Activity -> All lines holding the string "articles" should be copied from the data below.

Information supplied ->
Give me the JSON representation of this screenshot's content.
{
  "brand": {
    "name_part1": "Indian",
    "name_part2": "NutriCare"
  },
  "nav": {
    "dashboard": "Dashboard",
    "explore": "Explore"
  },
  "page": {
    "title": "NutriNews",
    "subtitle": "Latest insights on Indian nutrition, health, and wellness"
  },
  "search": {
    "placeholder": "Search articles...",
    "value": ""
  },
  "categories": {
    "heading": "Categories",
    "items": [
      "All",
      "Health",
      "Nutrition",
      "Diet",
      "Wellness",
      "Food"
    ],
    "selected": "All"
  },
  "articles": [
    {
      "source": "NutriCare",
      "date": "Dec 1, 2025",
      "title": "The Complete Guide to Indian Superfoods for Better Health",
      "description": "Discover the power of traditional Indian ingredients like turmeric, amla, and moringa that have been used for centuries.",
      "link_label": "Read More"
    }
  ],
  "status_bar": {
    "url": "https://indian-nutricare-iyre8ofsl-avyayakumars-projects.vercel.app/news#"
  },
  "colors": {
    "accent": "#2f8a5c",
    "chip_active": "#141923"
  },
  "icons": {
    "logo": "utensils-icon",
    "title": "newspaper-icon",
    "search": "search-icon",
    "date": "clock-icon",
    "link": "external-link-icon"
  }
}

Answer space ->
    "placeholder": "Search articles...",
  "articles": [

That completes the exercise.